We walked up again, past an abandoned military lookout, past blue-green tarns, over more prairie plateaus and rock-strewn terrain. Nearing Fanes, the evening light faded to a gentle, dusty gray-yellow. The walk was tiring, surreally beautiful, and exhilarating. We were happy to reach the rifugio in time to pull off our boots and change for dinner.
What you want at the end of a hike in the Dolomites is a stube, the cozy, rustic, wood-paneled dining room typical of these mountains. Rifugio Fanes’s had all the usual notes—plates of sausage on rough-hewn wooden tables, hairy beasts and antlers on the wall—and some atypical ones. Note, for example, the taxidermied bearded head of the mountain goat above our table. The rest of the animal pokes out on the other side of the wall, its hindquarters exposed to the elements. The totem poles, tepees, and life-size carved wooden figures in headdresses, Mutschlechner explained, are expressions of a deep personal affinity for Native American peoples forged during a much-recounted 1970’s road trip through the American West.
Tyrolean rustic meets Southwest nostalgia—preserved at high altitude in the folds of these remote, crazy-beautiful mountains. Why not? This wasn’t just another luxury outpost but a particular (and particularly weird and welcoming) piece of the Dolomites.
It was nearly midnight when Mutschlechner joined us at the table, bottle of homemade pino mugo–infused grappa in hand. He poured a round for the table. Tiny pinecones, floating in potent red liquor. Mutschlechner’s family built this place in 1928. A stuffed, leather-bound family scrapbook was hauled out for our inspection: bleached photos of men in the uniforms of the Austro-Hungarian Empire; a postcard for Fanes in the 1930’s involving white-bearded gnomes (the meaning was unclear); a snapshot of a relative standing near Mussolini.
Mutschlechner wetted his mustache with a little more piney mountain moonshine and filled our glasses.

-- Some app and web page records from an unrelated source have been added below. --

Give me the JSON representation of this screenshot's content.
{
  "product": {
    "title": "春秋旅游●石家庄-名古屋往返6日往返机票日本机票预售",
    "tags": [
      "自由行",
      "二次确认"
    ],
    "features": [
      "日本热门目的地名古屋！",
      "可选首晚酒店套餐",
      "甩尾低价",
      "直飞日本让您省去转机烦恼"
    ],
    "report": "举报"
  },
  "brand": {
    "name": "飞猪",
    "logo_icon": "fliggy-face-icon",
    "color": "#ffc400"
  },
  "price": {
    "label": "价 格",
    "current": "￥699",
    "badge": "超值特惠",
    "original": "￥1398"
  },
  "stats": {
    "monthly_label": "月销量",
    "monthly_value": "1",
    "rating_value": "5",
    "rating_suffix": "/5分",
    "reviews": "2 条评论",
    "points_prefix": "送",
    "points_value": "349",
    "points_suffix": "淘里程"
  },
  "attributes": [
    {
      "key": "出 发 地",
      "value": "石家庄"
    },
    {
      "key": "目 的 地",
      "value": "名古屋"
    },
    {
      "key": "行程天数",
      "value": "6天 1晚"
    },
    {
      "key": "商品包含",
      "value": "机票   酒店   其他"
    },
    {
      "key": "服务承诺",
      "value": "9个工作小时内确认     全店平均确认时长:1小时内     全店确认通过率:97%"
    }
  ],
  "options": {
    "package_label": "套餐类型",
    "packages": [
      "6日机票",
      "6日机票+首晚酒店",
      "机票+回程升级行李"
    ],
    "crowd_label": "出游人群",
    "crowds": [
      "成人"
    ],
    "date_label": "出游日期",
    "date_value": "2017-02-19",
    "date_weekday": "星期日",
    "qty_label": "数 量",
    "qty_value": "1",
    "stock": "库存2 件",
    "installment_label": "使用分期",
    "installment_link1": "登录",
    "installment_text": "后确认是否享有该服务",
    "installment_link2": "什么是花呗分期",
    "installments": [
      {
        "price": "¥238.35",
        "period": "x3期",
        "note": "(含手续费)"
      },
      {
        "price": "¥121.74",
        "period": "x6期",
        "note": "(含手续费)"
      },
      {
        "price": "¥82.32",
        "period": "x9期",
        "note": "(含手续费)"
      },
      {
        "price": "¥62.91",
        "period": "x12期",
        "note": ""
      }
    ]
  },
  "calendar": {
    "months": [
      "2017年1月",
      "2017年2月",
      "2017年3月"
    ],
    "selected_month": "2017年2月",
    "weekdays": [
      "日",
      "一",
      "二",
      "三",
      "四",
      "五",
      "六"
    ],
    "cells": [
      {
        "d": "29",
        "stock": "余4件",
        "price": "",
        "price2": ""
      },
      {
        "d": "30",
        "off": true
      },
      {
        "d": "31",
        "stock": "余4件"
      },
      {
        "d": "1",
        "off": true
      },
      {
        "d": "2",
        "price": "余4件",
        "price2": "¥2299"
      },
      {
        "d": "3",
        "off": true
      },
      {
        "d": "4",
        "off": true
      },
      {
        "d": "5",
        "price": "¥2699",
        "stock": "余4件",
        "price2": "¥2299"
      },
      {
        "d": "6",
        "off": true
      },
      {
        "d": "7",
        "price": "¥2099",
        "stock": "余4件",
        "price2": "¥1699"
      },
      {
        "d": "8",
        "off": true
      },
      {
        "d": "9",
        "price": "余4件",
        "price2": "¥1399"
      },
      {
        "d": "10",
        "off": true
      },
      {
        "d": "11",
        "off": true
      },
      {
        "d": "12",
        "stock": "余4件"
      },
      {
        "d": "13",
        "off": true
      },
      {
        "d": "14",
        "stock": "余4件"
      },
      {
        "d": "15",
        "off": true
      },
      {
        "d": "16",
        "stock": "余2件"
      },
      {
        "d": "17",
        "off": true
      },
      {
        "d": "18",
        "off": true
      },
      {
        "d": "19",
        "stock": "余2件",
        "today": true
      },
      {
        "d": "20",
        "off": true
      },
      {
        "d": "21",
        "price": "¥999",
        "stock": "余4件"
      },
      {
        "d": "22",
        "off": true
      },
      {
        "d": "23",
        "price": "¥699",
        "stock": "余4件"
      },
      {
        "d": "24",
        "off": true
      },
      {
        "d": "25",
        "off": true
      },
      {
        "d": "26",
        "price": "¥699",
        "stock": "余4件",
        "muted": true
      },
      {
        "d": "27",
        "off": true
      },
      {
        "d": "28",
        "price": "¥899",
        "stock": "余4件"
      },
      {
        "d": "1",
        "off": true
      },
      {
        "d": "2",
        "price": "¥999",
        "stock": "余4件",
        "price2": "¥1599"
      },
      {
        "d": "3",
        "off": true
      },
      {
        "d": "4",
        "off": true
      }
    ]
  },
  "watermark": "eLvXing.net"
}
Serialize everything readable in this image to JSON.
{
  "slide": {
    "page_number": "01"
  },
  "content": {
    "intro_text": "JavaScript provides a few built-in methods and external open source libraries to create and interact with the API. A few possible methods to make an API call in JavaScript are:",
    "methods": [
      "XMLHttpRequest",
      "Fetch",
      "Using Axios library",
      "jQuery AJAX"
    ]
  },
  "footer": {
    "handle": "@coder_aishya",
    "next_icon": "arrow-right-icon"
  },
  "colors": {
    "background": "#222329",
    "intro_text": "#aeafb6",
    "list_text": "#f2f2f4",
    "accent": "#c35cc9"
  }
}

“Bun pró,” he said. Ladin for cheers. “We say that these mountains attract people. If you love them, you’ll always come back.”
Bun pró to that.
Adam Sachs is a T+L contributing editor.